Interface dataset entries
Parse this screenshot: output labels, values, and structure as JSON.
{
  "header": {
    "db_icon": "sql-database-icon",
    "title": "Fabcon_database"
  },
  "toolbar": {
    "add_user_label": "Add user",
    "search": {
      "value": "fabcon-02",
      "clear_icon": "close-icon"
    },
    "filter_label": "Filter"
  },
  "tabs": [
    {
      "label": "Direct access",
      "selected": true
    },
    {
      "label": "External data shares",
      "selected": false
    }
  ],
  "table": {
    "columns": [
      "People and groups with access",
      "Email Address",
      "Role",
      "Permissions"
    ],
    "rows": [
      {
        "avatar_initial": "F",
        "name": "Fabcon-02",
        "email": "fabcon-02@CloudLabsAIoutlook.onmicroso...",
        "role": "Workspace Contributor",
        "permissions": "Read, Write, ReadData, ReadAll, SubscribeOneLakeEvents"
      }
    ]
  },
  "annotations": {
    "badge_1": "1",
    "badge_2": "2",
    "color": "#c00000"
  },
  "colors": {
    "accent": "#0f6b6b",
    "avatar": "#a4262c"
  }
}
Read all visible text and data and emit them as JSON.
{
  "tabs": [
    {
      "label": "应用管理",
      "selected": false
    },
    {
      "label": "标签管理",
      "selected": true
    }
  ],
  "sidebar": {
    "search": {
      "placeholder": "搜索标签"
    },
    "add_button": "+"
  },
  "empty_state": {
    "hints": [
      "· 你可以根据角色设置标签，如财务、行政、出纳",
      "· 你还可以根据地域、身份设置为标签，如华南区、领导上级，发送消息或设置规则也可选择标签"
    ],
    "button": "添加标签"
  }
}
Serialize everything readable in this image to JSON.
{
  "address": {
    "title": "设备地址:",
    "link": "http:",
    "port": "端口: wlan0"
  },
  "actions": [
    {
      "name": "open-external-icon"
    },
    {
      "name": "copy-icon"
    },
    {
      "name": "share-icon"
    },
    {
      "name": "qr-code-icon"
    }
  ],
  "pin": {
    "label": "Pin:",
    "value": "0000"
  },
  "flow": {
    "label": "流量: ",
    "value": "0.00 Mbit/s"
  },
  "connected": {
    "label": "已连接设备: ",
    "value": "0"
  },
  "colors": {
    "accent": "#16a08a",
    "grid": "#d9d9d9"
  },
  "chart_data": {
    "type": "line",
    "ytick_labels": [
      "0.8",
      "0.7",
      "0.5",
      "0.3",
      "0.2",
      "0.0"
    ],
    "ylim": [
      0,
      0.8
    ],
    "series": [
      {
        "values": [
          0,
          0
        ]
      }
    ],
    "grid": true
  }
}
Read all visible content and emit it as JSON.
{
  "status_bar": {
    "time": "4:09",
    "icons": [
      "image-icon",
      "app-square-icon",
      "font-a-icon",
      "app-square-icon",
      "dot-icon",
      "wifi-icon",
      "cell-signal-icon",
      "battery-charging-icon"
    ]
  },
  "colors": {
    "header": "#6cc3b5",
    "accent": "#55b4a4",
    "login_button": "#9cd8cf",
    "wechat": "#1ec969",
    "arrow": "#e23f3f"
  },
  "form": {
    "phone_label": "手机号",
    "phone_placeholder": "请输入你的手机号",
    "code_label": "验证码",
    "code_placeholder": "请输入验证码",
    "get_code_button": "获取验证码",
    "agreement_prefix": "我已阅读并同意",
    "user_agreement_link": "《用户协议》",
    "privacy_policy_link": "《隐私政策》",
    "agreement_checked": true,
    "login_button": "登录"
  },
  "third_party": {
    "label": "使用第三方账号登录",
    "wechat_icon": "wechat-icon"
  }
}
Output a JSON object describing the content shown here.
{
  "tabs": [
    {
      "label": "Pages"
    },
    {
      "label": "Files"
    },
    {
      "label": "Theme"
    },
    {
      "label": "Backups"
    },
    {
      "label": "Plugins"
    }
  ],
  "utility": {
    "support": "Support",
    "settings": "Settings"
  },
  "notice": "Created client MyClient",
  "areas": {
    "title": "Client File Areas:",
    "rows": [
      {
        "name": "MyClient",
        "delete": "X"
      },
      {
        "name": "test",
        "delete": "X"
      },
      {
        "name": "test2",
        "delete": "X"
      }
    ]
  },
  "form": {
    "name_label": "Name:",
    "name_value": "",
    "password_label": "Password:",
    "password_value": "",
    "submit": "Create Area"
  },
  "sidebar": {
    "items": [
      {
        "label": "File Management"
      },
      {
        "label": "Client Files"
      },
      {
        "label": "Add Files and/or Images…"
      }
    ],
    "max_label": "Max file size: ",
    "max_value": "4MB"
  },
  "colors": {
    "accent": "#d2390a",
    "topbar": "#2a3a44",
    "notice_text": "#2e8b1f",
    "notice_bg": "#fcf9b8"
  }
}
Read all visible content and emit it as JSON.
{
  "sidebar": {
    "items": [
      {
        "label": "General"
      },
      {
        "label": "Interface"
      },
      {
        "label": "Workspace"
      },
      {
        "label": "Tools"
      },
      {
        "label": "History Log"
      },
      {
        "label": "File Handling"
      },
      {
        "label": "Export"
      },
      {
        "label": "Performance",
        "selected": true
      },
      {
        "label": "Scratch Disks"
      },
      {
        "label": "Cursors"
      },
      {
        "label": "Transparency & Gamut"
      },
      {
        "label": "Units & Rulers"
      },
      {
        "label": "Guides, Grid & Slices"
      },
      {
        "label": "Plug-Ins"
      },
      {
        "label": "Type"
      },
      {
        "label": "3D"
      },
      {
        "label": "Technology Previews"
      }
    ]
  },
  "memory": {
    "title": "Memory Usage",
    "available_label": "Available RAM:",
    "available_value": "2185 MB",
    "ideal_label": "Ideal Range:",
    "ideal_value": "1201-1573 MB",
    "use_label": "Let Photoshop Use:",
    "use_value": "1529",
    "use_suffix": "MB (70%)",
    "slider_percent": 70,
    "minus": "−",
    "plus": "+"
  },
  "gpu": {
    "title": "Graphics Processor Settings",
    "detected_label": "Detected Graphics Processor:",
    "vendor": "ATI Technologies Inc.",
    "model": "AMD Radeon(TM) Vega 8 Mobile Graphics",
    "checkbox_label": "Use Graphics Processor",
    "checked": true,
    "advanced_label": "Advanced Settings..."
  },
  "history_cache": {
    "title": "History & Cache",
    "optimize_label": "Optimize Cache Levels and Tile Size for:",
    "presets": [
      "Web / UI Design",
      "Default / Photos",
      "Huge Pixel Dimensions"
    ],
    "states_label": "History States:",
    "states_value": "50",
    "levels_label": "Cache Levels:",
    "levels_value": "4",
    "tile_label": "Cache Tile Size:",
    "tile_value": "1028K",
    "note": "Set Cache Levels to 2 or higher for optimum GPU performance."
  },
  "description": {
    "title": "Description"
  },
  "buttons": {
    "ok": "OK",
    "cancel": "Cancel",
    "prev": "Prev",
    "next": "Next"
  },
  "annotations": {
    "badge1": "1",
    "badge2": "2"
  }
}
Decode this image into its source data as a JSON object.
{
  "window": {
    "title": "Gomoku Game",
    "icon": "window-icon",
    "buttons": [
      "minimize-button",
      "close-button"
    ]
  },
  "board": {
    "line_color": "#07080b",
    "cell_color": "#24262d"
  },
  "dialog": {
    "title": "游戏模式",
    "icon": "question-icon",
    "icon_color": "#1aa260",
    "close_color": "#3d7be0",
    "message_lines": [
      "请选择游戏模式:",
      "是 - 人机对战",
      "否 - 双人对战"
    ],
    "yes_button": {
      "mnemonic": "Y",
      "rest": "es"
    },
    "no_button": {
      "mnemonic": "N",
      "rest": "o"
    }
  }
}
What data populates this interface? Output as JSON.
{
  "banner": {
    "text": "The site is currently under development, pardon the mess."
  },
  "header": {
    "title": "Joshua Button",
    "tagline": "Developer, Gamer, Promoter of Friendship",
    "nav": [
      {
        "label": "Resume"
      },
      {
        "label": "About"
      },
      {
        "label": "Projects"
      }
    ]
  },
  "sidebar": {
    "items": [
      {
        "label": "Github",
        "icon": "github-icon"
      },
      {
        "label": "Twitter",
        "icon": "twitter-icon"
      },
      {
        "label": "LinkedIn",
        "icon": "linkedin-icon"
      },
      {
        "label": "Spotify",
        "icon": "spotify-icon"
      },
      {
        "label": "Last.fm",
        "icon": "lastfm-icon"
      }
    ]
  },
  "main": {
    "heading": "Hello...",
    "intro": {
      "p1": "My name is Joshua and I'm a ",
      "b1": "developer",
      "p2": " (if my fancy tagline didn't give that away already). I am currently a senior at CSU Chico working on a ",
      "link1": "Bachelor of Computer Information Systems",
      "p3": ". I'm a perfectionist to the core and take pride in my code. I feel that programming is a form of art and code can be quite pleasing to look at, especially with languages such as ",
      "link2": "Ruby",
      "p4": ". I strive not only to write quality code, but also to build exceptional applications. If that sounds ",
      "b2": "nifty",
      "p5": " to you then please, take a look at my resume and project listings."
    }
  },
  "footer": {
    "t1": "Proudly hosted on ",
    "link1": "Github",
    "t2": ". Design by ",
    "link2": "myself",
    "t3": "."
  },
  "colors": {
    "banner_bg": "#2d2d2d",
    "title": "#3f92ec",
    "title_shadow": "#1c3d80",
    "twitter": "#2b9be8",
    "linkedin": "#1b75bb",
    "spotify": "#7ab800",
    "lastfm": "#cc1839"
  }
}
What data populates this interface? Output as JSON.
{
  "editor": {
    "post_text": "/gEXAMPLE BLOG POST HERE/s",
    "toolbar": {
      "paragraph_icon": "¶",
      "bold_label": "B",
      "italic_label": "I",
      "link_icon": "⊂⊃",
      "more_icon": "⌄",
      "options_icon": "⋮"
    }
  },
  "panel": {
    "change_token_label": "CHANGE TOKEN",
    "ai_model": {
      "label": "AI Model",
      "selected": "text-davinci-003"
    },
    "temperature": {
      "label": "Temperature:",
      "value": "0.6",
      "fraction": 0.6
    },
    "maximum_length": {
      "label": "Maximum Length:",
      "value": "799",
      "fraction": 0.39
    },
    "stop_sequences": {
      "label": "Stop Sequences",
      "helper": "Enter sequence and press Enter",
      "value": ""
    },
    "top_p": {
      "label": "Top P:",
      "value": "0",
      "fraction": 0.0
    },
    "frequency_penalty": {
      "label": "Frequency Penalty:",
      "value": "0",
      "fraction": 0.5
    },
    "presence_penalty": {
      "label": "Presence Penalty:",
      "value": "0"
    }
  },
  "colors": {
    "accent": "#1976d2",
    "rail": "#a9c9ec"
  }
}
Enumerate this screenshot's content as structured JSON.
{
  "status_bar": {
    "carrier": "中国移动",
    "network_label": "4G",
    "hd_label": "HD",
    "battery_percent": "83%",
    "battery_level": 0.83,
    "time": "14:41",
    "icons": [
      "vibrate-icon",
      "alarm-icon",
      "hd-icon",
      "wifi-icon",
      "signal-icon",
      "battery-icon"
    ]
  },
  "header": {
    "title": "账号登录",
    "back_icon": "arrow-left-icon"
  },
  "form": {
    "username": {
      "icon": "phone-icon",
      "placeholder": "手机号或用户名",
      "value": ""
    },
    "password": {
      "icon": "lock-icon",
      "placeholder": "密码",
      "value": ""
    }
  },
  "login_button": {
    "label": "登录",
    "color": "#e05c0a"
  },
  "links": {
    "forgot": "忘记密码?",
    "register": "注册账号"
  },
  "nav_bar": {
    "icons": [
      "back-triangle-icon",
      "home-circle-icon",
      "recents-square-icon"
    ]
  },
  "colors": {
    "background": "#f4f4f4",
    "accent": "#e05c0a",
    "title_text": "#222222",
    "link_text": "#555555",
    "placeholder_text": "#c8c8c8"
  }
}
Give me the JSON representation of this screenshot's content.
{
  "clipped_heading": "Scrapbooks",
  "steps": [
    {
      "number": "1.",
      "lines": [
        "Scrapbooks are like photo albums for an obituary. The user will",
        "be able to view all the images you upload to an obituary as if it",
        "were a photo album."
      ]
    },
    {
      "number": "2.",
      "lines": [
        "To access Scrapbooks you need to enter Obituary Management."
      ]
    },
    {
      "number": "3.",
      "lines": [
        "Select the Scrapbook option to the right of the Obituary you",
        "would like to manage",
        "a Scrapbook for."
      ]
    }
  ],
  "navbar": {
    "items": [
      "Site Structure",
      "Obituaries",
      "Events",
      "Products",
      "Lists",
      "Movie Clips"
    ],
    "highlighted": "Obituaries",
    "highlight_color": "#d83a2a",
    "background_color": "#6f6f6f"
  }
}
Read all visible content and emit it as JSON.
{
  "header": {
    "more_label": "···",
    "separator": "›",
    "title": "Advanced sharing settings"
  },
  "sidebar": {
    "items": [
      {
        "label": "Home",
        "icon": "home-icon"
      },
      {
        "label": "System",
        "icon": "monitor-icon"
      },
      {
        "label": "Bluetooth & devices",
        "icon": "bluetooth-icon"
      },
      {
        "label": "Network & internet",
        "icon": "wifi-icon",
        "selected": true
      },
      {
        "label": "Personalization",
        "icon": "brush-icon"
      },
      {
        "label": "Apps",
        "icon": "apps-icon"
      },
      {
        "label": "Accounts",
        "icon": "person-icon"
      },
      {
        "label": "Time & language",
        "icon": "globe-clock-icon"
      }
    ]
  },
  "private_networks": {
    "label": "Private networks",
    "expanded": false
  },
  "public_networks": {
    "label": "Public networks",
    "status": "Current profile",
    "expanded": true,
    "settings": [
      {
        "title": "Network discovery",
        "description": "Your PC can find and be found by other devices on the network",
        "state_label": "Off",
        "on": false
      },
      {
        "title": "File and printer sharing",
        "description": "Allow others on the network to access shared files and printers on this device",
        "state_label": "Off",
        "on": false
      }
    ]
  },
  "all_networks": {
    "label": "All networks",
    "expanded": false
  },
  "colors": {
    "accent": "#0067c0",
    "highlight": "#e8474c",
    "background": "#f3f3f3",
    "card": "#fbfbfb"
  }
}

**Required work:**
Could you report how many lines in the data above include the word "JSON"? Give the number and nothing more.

**Output for this exercise:**
12